● **The task**:
Search the material for lines containing the word "Описание", and copy each one.

● **Provided data**:
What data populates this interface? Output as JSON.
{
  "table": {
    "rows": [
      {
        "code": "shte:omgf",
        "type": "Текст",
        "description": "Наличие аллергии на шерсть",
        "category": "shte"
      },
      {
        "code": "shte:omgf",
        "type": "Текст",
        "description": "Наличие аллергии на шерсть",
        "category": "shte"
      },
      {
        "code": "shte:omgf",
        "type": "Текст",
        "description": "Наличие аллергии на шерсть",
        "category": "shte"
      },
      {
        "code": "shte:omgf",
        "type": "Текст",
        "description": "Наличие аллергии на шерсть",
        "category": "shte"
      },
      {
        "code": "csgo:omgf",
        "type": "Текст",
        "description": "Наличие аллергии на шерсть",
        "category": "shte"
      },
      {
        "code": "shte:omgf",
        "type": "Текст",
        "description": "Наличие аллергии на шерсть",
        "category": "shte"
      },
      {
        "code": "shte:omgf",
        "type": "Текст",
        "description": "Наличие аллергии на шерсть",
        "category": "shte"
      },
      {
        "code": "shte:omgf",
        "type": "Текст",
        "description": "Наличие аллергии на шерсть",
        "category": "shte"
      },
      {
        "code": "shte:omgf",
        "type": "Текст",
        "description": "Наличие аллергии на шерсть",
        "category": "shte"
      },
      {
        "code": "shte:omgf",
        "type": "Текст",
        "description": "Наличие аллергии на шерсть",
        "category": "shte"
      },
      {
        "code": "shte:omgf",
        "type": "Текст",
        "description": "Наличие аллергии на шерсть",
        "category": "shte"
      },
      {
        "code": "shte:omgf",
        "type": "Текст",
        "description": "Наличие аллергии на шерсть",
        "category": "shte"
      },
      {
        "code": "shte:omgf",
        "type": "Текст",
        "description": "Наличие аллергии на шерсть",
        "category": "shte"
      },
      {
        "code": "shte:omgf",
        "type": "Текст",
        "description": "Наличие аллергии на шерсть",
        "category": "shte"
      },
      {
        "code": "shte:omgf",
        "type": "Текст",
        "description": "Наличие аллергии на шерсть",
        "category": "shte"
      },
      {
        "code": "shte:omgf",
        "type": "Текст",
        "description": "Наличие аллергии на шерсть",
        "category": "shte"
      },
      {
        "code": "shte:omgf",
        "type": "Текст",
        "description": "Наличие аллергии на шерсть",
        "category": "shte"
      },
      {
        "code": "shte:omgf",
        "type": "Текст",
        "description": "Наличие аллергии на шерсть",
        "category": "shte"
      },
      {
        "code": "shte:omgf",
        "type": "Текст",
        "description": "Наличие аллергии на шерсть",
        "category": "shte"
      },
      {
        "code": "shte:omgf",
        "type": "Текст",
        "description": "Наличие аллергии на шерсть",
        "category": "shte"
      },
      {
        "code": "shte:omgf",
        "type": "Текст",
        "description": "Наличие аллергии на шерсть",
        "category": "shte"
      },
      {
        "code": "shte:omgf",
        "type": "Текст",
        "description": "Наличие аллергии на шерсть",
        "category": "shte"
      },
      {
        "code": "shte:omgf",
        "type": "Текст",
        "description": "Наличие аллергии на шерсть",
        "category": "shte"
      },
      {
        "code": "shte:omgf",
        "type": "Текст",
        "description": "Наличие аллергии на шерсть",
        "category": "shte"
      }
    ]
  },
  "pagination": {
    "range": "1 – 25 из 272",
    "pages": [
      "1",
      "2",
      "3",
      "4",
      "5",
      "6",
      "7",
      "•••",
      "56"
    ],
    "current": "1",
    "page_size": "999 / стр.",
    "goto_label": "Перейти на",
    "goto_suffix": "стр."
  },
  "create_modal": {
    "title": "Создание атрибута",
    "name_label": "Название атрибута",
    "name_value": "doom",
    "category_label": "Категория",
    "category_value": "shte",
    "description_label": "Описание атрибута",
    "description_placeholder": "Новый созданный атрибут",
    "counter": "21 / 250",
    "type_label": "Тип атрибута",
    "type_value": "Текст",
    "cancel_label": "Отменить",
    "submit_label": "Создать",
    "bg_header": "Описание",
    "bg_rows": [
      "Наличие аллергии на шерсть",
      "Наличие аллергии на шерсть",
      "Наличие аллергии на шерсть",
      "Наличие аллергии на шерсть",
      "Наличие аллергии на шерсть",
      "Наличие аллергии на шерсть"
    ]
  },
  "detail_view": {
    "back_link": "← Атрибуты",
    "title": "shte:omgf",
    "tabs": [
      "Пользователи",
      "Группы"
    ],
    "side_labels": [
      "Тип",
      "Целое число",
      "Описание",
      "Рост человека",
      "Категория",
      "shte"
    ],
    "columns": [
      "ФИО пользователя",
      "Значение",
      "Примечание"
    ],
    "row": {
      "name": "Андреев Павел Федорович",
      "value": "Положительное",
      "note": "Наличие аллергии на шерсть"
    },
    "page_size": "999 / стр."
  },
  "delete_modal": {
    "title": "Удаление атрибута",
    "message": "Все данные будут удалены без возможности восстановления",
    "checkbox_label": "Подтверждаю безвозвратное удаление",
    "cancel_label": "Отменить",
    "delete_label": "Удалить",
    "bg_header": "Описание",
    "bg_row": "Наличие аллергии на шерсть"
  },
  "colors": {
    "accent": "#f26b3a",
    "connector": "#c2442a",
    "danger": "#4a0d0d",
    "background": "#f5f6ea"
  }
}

● **Your solution**:
    "description_label": "Описание атрибута",
    "bg_header": "Описание",
      "Описание",
    "bg_header": "Описание",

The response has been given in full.